The Mink Frog is similar to the Green Frog (Rana clamitans) and co-inhabits the same areas. The Mink has a splotchy dark pattern all over, with little or no dorsolateral ridges. The legs are blotched, in Green Frog they are banded. All the Minks I saw were smaller than Greens, I don't know if they can get bigger.
That evening we birded the Chubb River, upstream of Lake Placid. It was nice to spend the evening along the riverside and listen to the local breeders, although we saw nothing new of note. We did find some Raccoon tracks along the muddy banks:
Sunday morning we woke bright and early to head to Bloomingdale Bog, north of Saranac Lake. On Bigelow Road, a dirt lane through dense spruce forest, we heard our first Boreal Chickadees (Poecile hudsonica) of the trip. We spished a few into view and got good looks, tallying 5 total.
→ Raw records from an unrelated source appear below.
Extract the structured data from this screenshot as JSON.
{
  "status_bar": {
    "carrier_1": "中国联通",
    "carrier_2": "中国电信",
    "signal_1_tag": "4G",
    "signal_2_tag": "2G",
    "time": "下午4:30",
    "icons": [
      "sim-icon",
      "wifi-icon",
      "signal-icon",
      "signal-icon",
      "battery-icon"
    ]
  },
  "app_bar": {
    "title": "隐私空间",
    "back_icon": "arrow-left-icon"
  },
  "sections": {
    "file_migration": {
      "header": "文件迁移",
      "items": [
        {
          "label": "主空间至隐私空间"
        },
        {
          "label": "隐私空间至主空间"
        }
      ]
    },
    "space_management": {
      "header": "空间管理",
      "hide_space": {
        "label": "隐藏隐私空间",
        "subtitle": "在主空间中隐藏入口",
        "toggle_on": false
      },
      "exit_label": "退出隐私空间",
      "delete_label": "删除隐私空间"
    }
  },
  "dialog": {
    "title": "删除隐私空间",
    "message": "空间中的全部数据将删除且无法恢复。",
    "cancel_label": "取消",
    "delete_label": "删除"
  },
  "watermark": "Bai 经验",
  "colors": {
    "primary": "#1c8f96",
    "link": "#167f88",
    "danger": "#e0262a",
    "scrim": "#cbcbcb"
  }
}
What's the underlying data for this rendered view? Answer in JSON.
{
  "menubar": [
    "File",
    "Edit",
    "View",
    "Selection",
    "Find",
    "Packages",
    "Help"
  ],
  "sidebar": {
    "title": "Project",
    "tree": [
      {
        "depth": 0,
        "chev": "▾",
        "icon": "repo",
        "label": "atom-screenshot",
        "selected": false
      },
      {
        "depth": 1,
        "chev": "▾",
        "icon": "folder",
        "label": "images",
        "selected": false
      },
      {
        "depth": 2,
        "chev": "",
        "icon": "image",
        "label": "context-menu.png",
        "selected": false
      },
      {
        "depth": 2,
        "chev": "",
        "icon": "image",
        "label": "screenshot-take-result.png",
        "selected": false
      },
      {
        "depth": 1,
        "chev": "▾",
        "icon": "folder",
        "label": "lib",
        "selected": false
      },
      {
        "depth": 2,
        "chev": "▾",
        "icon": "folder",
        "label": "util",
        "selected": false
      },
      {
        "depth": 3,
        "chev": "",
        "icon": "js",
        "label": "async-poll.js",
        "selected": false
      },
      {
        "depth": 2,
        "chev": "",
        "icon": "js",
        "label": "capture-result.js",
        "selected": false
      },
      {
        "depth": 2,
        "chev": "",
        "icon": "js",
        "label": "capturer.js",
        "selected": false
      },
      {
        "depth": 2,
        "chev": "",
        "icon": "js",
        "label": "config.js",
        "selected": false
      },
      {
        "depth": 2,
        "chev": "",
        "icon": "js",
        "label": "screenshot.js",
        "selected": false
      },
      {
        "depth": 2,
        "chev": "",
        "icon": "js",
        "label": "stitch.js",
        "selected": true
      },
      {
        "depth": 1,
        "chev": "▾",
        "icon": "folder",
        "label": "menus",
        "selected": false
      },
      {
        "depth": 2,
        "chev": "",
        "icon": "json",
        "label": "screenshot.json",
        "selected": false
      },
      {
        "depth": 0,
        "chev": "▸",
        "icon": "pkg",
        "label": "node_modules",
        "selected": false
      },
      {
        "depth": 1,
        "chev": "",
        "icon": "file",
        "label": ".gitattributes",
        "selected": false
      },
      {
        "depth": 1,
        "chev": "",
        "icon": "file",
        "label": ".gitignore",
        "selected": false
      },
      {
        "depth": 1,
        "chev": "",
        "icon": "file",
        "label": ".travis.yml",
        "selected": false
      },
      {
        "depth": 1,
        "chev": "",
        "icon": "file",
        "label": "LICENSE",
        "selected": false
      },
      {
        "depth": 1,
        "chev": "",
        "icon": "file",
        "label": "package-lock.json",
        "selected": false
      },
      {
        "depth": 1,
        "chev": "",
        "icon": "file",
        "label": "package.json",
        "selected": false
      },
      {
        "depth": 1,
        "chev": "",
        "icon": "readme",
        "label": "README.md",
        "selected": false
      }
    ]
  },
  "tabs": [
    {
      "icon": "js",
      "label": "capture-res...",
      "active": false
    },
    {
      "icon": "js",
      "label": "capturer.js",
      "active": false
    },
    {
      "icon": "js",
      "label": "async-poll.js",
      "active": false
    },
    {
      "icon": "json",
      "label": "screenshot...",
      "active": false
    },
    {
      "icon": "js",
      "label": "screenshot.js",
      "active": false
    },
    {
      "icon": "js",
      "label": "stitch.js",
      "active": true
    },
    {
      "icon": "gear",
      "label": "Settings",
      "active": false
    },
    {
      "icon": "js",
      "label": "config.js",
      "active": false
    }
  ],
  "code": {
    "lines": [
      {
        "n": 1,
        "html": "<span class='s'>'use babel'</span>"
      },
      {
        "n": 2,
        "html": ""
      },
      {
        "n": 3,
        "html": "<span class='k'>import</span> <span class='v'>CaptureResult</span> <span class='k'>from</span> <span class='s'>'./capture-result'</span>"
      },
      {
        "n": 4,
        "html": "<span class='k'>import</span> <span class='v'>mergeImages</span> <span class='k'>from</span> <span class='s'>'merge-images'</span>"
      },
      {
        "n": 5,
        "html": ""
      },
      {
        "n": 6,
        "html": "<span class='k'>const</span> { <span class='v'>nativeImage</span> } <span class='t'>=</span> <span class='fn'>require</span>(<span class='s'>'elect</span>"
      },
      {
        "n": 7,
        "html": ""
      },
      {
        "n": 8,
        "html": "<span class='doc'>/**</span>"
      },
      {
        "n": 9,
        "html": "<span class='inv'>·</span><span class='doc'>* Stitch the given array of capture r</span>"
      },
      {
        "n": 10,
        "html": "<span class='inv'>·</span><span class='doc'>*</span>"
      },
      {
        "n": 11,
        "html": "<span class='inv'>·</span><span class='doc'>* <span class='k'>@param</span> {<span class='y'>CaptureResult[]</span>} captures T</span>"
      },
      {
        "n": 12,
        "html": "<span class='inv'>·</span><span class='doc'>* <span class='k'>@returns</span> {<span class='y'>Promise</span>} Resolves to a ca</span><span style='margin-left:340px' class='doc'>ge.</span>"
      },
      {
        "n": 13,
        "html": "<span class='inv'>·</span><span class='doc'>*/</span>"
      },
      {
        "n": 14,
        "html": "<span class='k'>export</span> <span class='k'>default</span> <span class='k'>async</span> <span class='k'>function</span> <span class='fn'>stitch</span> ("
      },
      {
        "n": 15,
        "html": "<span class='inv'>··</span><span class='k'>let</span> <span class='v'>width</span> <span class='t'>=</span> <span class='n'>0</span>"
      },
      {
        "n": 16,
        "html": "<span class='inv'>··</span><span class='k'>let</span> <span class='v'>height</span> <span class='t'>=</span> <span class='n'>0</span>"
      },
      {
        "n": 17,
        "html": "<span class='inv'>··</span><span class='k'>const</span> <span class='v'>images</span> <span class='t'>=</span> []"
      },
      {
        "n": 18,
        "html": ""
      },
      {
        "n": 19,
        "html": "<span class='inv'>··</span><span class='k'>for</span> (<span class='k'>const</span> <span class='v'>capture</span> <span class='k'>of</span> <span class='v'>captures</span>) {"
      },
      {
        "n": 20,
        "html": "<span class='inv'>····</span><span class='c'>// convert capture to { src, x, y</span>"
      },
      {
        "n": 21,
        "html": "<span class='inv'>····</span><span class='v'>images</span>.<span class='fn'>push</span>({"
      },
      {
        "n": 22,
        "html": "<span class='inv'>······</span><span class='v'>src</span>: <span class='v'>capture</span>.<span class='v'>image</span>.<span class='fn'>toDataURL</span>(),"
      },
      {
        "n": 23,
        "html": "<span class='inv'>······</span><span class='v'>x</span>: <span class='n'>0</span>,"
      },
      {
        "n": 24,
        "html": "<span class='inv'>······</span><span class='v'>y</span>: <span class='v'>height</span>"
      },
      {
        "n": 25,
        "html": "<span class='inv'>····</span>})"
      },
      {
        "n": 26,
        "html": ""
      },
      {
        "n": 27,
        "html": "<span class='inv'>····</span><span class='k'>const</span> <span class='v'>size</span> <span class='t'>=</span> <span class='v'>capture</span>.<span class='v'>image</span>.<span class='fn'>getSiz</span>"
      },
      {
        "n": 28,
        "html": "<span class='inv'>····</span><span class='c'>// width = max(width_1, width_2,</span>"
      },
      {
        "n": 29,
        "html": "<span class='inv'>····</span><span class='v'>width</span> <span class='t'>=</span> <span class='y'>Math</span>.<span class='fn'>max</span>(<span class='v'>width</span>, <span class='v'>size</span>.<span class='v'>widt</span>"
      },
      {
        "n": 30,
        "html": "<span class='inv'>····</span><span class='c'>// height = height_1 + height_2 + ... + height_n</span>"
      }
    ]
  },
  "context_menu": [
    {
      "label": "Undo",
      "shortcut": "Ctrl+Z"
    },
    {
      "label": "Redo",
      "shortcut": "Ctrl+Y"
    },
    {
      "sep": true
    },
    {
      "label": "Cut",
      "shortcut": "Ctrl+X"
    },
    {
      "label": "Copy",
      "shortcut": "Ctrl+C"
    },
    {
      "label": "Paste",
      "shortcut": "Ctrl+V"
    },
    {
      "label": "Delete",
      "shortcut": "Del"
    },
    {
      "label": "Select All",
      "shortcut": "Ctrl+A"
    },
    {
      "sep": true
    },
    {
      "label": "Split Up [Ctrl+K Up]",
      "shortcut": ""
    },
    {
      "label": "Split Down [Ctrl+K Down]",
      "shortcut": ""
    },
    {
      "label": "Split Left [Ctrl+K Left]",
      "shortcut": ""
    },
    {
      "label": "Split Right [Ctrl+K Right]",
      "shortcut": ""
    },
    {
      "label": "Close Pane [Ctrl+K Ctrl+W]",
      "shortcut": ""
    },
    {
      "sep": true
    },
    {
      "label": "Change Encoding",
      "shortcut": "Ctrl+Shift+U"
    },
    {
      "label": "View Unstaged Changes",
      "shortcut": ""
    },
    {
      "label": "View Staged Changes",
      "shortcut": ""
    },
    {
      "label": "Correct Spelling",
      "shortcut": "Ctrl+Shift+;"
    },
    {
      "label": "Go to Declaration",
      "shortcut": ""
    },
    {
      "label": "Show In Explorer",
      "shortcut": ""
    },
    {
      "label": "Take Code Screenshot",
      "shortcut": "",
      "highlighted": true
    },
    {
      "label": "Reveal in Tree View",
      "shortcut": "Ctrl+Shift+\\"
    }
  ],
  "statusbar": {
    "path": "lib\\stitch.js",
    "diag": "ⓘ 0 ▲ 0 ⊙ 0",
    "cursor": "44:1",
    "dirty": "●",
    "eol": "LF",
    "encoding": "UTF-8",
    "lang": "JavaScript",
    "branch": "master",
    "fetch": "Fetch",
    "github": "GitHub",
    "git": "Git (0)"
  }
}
Driving (and walking when the road deteriorated too much to drive) down the road, we saw several Snoeshow Hares (Lepus americanus), a new mammal species for Jim and I.
Kinglets, Warblers (including Parula and N. Waterthrush), and Hermit Thrushs were singing in good numbers down the trail. We reached an area of dead trees, and found a female Black-backed Woodpecker drumming.
We headed back south a little bit, and found a trail out into some more open habitat of Bloomingdale Bog. Right at the entrance, we had a possible Philadelphia Vireo, and a definite Blue-headed Vireo in close, singing. Shawn spied Gray Jays back in the forest, and a pair came out to investigate us. They mostly stayed quiet, calling once, and we followed them quietly down the trail. We found ourselves working silently down the trail (me snapping pictures as best I could), with one bird on each side of the trail. I don't really know who was following who, but we walked together for a good quarter mile, offering stunning looks at these great birds.
After recovering from that awesome experience, we continued down the trail, and encountered many good breeders: Winter Wren, Nashville Warbler, Lincoln's Sparrow, both Kinglets, and Palm Warblers, to name a few. The Palm Warblers were all yellow underneath, and were very close in appearance to the Eastern race of Palms, although a little duller. We heard another Black-backed Woodpecker, but didn't get to see it. In the marshes, we heard some Mink Frogs calling along with the Greens. We made our way back out, running into a small group including fellow Lab of Ornithology birders Chris Wood, Jeff Gerbracht, and Steve Kelling. We can't go anywhere anymore without running into people. In the parking lot we found one of the better bumper stickers I've ever seen:
From there, we headed home. We had a fantastic trip, and owe special thanks to the people who responded to Shawn's request for locations. With their help we were very successful in locating birds. Thanks!